Related Federal Resources
- A-Z Index Departments & Agencies
- USA.gov for Business
- Student Aid on the Web
- FTC Consumer Alert
- OMB Circulars
A-Z Index of U.S. Departments and Agencies (General Services Administration)
To better develop a grant proposal, search a department or agencys Home Page to learn more about its programs and objectives. The site USA.gov also links to Government Benefits, Grants and Financial Aid.
USA.gov for Business (GSA)
Includes contracting with the U.S. government, international trade and exporting, and small business. See also financial assistance links at the Small Business Administration website.
Official website posting business, contracting, and procurement opportunities with the federal government. Useful information for vendors, including FBO Demonstration Videos and Frequently Asked Questions, appear under the Getting Started tab. Search options include an advanced search form for more targeted filtering of current opportunities.
Student Aid on the Web (Dept. of Education)
Information on funding education beyond high school, including grants, loans, and work-study assistance to qualified students.
GovBenefits.gov (via Department of Labor)
Includes information on over 1,000 government assistance programs, and how to apply. Covers direct payment, loan, insurance, training, or other services.
FTC Consumer Alert (Federal Trade Commission)
The FTC warns consumers to beware of paying "processing fees" for information that is available free to the public. Ads claiming federal grants are available for home repairs, home business, unpaid bills, or other personal expenses are often a scam.
OMB Grants Management Web Site (Office of Management and Budget)
OMB establishes government-wide grants management policies and guidelines through circulars and common rules. OMB Circulars are cited in Catalog program descriptions and may be printed out fulltext.
Private & Corporate Funding Sources

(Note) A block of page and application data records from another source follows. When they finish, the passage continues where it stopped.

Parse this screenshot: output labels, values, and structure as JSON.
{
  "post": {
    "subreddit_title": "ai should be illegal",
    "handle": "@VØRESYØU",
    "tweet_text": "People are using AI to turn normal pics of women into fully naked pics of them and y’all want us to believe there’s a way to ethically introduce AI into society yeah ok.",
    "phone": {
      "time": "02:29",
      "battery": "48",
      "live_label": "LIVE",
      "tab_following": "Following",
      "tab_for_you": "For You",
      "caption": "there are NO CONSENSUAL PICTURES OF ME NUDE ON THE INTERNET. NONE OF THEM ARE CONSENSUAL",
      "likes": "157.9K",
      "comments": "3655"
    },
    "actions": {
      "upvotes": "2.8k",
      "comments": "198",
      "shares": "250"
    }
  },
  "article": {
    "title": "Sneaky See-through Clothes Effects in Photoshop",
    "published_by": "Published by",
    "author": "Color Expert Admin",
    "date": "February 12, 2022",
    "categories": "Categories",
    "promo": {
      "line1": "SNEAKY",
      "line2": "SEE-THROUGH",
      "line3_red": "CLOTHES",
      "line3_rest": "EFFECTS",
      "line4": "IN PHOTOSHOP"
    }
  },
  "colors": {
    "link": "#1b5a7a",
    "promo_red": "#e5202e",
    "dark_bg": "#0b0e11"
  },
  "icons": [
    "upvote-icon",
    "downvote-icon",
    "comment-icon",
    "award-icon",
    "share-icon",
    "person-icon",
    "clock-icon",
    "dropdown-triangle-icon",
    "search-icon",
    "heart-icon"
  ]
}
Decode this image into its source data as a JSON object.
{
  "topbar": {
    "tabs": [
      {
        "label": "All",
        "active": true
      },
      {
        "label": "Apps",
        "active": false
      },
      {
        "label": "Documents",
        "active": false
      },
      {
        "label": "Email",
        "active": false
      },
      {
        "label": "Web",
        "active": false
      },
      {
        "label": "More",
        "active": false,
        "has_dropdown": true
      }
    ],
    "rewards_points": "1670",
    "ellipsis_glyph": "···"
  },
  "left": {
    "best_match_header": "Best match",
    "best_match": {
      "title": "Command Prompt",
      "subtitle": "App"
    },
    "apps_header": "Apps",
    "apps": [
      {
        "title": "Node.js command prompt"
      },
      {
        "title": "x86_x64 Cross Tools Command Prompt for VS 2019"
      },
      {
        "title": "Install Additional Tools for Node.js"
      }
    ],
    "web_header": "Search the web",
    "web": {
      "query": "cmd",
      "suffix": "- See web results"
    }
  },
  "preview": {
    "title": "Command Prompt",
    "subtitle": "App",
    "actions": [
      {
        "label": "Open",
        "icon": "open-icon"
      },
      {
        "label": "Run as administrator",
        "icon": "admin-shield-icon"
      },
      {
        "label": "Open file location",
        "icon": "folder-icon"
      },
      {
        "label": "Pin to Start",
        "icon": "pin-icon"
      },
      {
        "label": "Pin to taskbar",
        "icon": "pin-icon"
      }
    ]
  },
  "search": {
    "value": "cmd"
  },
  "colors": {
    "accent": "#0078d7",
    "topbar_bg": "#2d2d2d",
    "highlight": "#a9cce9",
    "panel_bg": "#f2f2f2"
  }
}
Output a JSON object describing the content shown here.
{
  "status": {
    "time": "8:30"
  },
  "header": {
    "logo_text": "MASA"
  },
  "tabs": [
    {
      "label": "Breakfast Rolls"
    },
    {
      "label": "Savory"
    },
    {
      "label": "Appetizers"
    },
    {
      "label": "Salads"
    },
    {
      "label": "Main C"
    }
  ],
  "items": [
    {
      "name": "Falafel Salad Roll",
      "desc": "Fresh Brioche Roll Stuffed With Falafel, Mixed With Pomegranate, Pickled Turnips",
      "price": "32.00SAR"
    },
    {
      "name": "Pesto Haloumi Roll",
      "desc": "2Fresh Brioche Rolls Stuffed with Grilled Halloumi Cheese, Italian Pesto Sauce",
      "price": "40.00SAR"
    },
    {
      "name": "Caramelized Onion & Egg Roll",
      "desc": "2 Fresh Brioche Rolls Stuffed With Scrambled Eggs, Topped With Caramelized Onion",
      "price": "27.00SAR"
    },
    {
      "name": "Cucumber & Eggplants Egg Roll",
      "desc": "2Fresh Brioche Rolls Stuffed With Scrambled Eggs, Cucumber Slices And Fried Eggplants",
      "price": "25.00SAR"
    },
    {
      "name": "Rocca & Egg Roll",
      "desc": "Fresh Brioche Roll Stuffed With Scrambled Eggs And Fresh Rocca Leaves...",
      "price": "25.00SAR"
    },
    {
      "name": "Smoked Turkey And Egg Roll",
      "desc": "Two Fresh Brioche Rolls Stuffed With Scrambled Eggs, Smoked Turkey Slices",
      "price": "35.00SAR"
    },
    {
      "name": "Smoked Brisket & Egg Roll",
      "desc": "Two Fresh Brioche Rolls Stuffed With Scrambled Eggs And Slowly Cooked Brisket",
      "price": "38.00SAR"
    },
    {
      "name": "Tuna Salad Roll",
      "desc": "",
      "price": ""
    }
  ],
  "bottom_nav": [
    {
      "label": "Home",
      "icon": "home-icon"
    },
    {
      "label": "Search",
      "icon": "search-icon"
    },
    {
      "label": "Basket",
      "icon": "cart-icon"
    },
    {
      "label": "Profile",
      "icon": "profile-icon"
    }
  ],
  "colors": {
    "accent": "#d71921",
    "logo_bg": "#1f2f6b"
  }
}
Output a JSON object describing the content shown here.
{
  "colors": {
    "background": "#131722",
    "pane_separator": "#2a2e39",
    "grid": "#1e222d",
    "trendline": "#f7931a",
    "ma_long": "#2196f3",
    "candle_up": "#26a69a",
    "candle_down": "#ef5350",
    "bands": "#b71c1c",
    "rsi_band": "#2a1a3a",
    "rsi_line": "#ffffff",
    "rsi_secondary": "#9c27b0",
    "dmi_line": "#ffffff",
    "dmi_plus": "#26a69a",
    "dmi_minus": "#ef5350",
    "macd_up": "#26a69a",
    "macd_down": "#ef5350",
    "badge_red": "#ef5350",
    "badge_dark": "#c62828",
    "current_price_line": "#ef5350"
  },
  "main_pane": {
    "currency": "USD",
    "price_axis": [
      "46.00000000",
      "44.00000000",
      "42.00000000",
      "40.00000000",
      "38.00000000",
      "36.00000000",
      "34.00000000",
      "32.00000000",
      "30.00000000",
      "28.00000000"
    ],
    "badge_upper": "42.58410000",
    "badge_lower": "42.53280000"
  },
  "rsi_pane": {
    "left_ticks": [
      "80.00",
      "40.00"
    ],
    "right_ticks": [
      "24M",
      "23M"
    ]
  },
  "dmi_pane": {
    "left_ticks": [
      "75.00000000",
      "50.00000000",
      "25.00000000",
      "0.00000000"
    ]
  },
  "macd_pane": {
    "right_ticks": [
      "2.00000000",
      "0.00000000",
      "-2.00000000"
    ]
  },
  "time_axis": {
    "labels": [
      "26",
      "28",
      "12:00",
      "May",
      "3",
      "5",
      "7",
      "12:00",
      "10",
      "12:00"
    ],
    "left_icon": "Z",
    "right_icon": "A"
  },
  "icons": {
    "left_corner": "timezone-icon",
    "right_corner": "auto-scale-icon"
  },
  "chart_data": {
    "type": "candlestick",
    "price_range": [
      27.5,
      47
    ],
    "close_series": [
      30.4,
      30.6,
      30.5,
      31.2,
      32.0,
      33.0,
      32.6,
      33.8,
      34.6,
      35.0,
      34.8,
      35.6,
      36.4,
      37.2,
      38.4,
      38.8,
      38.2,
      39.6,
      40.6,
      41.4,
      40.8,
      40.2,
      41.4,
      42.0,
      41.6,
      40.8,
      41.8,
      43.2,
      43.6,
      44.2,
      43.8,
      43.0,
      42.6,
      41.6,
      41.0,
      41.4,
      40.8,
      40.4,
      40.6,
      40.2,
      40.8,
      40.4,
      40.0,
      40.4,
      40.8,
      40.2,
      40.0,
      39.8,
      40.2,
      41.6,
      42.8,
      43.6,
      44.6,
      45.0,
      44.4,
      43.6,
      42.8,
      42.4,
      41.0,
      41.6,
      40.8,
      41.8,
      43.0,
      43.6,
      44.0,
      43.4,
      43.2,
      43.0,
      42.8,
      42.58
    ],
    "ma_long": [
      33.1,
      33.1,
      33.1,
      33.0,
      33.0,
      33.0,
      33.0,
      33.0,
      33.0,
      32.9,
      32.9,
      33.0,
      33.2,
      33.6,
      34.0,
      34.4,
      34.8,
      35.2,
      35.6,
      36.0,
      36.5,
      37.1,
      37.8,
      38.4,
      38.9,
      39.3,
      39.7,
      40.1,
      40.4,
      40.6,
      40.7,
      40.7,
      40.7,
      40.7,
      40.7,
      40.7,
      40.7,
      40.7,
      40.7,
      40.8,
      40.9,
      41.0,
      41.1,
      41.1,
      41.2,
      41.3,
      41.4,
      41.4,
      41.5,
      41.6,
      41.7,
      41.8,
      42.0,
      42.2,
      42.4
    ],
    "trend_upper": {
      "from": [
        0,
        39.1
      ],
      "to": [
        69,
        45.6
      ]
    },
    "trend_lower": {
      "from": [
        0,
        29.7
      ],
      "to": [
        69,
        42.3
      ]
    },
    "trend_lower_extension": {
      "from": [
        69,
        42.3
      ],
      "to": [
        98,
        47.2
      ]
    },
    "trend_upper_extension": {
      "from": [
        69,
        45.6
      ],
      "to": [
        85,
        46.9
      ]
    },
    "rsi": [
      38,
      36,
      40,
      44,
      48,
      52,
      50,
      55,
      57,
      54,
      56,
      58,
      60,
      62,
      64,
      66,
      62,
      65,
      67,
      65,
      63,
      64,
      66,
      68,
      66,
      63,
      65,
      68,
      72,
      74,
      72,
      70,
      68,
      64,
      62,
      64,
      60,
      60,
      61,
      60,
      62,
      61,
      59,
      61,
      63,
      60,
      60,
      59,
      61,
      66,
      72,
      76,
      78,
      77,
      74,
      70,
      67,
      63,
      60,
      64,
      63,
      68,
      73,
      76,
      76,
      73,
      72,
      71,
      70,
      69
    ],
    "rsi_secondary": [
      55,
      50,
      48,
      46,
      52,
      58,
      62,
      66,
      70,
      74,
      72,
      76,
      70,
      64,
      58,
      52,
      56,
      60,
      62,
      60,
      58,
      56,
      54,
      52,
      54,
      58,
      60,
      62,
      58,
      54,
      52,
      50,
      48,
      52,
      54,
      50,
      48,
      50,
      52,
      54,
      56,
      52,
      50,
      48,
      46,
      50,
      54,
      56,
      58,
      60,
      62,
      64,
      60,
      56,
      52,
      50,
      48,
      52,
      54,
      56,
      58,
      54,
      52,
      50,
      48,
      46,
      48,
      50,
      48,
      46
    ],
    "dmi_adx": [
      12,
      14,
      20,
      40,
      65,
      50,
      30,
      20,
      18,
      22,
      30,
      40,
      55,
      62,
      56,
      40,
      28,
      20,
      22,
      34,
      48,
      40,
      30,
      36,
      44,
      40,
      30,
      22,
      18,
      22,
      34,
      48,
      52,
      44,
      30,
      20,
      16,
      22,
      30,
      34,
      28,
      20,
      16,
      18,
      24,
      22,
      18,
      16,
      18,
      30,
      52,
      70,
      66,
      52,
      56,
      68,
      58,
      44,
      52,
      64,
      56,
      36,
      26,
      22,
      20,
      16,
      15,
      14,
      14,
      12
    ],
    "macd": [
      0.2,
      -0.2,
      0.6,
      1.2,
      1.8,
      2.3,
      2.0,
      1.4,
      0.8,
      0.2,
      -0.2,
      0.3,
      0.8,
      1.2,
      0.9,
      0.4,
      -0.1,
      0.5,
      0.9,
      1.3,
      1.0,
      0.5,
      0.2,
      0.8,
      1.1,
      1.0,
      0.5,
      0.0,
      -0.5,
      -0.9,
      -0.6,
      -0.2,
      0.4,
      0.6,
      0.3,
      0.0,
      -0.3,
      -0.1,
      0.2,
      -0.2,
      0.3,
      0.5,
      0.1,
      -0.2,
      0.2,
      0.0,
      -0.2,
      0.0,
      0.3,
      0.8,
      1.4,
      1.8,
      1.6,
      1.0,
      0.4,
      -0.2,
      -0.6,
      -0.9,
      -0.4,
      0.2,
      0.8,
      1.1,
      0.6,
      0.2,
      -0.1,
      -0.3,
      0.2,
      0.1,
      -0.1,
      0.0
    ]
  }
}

Foundation Center Grants Space
Gateway to information about private funding sources, the grant seeking process, guidelines on writing a grant proposal, addresses of state libraries with grants reference collections, and links to other useful Internet websites. The Center maintains a comprehensive database on foundations; produces print and electronic directories and guides; conducts research and publishes studies in the field; and offers a variety of training and educational seminars.
- How do I find grants for my nonprofit?
- Proposal Writing Short Course (also in Spanish, French and other languages)
- Foundation Information Network Check for locations at Grants Space, Find Us. Free funding information available in libraries, community foundations, and other nonprofit centers nationwide, including access to the Foundation Directory Online database.
Grant Resources by State (Grantsmanship Center)
Click on state map to find links to information about a states foundations, community foundations, corporate giving programs and the states home page.